- _YOUR ASSIGNMENT_: The task calls for every entry to be printed word for word, without the images.

*** SUPPLIED RECORDS Section Begins ***

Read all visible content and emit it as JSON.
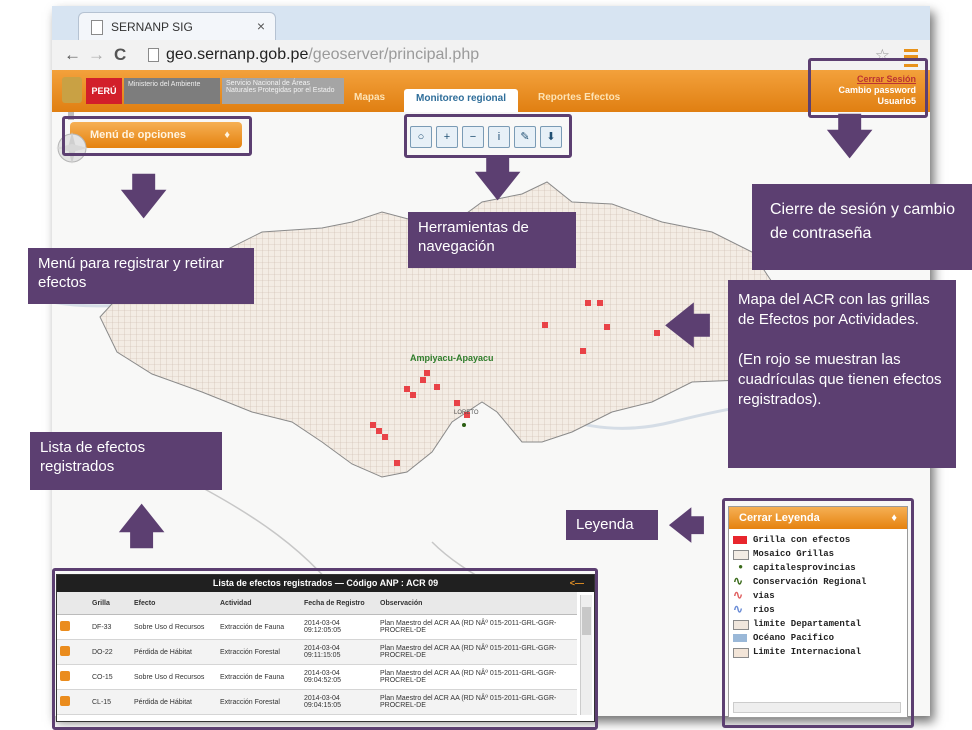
{
  "browser": {
    "tab_title": "SERNANP SIG",
    "tab_close": "×",
    "url_host": "geo.sernanp.gob.pe",
    "url_path": "/geoserver/principal.php",
    "back": "←",
    "forward": "→",
    "reload": "C",
    "star": "☆"
  },
  "header": {
    "logo_peru": "PERÚ",
    "logo_ministry": "Ministerio del Ambiente",
    "logo_sernanp": "Servicio Nacional de Áreas Naturales Protegidas por el Estado",
    "tabs": [
      "Mapas",
      "Monitoreo regional",
      "Reportes Efectos"
    ],
    "session": {
      "logout": "Cerrar Sesión",
      "change_password": "Cambio password",
      "user": "Usuario5"
    }
  },
  "map": {
    "options_button": "Menú de opciones",
    "pin": "♦",
    "tools": [
      "○",
      "+",
      "−",
      "i",
      "✎",
      "⬇"
    ],
    "labels": {
      "acr": "Ampiyacu-Apayacu",
      "city": "LORETO"
    }
  },
  "callouts": {
    "menu": "Menú para registrar y retirar efectos",
    "tools": "Herramientas de navegación",
    "session": "Cierre de sesión y cambio de contraseña",
    "map": "Mapa del ACR con las grillas de Efectos por Actividades.",
    "map_note": "(En rojo se muestran las cuadrículas que tienen efectos registrados).",
    "list": "Lista de efectos registrados",
    "legend": "Leyenda"
  },
  "effects": {
    "title": "Lista de efectos registrados — Código ANP : ACR 09",
    "back": "<—",
    "columns": [
      "",
      "Grilla",
      "Efecto",
      "Actividad",
      "Fecha de Registro",
      "Observación"
    ],
    "rows": [
      [
        "DF-33",
        "Sobre Uso d Recursos",
        "Extracción de Fauna",
        "2014-03-04 09:12:05:05",
        "Plan Maestro del ACR AA (RD NÂº 015-2011-GRL-GGR-PROCREL-DE"
      ],
      [
        "DO-22",
        "Pérdida de Hábitat",
        "Extracción Forestal",
        "2014-03-04 09:11:15:05",
        "Plan Maestro del ACR AA (RD NÂº 015-2011-GRL-GGR-PROCREL-DE"
      ],
      [
        "CO-15",
        "Sobre Uso d Recursos",
        "Extracción de Fauna",
        "2014-03-04 09:04:52:05",
        "Plan Maestro del ACR AA (RD NÂº 015-2011-GRL-GGR-PROCREL-DE"
      ],
      [
        "CL-15",
        "Pérdida de Hábitat",
        "Extracción Forestal",
        "2014-03-04 09:04:15:05",
        "Plan Maestro del ACR AA (RD NÂº 015-2011-GRL-GGR-PROCREL-DE"
      ]
    ]
  },
  "legend": {
    "title": "Cerrar Leyenda",
    "items": [
      {
        "label": "Grilla con efectos",
        "color": "#e8262d"
      },
      {
        "label": "Mosaico Grillas",
        "color": "#f3ece4"
      },
      {
        "label": "capitalesprovincias",
        "color": "#3a6a1a"
      },
      {
        "label": "Conservación Regional",
        "color": "#3a6a1a"
      },
      {
        "label": "vias",
        "color": "#e06060"
      },
      {
        "label": "rios",
        "color": "#6a8cd6"
      },
      {
        "label": "limite Departamental",
        "color": "#f0e6dc"
      },
      {
        "label": "Océano Pacifico",
        "color": "#9ab8d8"
      },
      {
        "label": "Limite Internacional",
        "color": "#f3e5d8"
      }
    ]
  },
  "colors": {
    "accent": "#5c3f71",
    "header": "#e88a1a",
    "grid_red": "#e8262d"
  }
}
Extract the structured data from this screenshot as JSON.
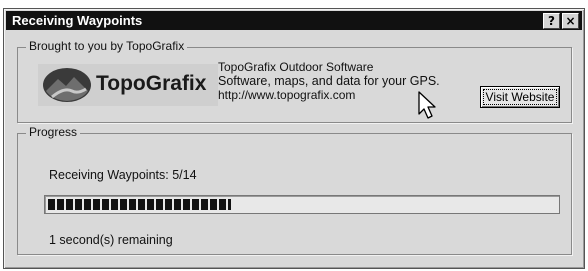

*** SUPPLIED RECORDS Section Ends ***

- _PROBLEM SOLUTION_:
Read all visible content and emit it as JSON.
{
  "browser": {
    "tab_title": "SERNANP SIG",
    "tab_close": "×",
    "url_host": "geo.sernanp.gob.pe",
    "url_path": "/geoserver/principal.php",
    "back": "←",
    "forward": "→",
    "reload": "C",
    "star": "☆"
  },
  "header": {
    "logo_peru": "PERÚ",
    "logo_ministry": "Ministerio del Ambiente",
    "logo_sernanp": "Servicio Nacional de Áreas Naturales Protegidas por el Estado",
    "tabs": [
      "Mapas",
      "Monitoreo regional",
      "Reportes Efectos"
    ],
    "session": {
      "logout": "Cerrar Sesión",
      "change_password": "Cambio password",
      "user": "Usuario5"
    }
  },
  "map": {
    "options_button": "Menú de opciones",
    "pin": "♦",
    "tools": [
      "○",
      "+",
      "−",
      "i",
      "✎",
      "⬇"
    ],
    "labels": {
      "acr": "Ampiyacu-Apayacu",
      "city": "LORETO"
    }
  },
  "callouts": {
    "menu": "Menú para registrar y retirar efectos",
    "tools": "Herramientas de navegación",
    "session": "Cierre de sesión y cambio de contraseña",
    "map": "Mapa del ACR con las grillas de Efectos por Actividades.",
    "map_note": "(En rojo se muestran las cuadrículas que tienen efectos registrados).",
    "list": "Lista de efectos registrados",
    "legend": "Leyenda"
  },
  "effects": {
    "title": "Lista de efectos registrados — Código ANP : ACR 09",
    "back": "<—",
    "columns": [
      "",
      "Grilla",
      "Efecto",
      "Actividad",
      "Fecha de Registro",
      "Observación"
    ],
    "rows": [
      [
        "DF-33",
        "Sobre Uso d Recursos",
        "Extracción de Fauna",
        "2014-03-04 09:12:05:05",
        "Plan Maestro del ACR AA (RD NÂº 015-2011-GRL-GGR-PROCREL-DE"
      ],
      [
        "DO-22",
        "Pérdida de Hábitat",
        "Extracción Forestal",
        "2014-03-04 09:11:15:05",
        "Plan Maestro del ACR AA (RD NÂº 015-2011-GRL-GGR-PROCREL-DE"
      ],
      [
        "CO-15",
        "Sobre Uso d Recursos",
        "Extracción de Fauna",
        "2014-03-04 09:04:52:05",
        "Plan Maestro del ACR AA (RD NÂº 015-2011-GRL-GGR-PROCREL-DE"
      ],
      [
        "CL-15",
        "Pérdida de Hábitat",
        "Extracción Forestal",
        "2014-03-04 09:04:15:05",
        "Plan Maestro del ACR AA (RD NÂº 015-2011-GRL-GGR-PROCREL-DE"
      ]
    ]
  },
  "legend": {
    "title": "Cerrar Leyenda",
    "items": [
      {
        "label": "Grilla con efectos",
        "color": "#e8262d"
      },
      {
        "label": "Mosaico Grillas",
        "color": "#f3ece4"
      },
      {
        "label": "capitalesprovincias",
        "color": "#3a6a1a"
      },
      {
        "label": "Conservación Regional",
        "color": "#3a6a1a"
      },
      {
        "label": "vias",
        "color": "#e06060"
      },
      {
        "label": "rios",
        "color": "#6a8cd6"
      },
      {
        "label": "limite Departamental",
        "color": "#f0e6dc"
      },
      {
        "label": "Océano Pacifico",
        "color": "#9ab8d8"
      },
      {
        "label": "Limite Internacional",
        "color": "#f3e5d8"
      }
    ]
  },
  "colors": {
    "accent": "#5c3f71",
    "header": "#e88a1a",
    "grid_red": "#e8262d"
  }
}
Extract the structured data from this screenshot as JSON.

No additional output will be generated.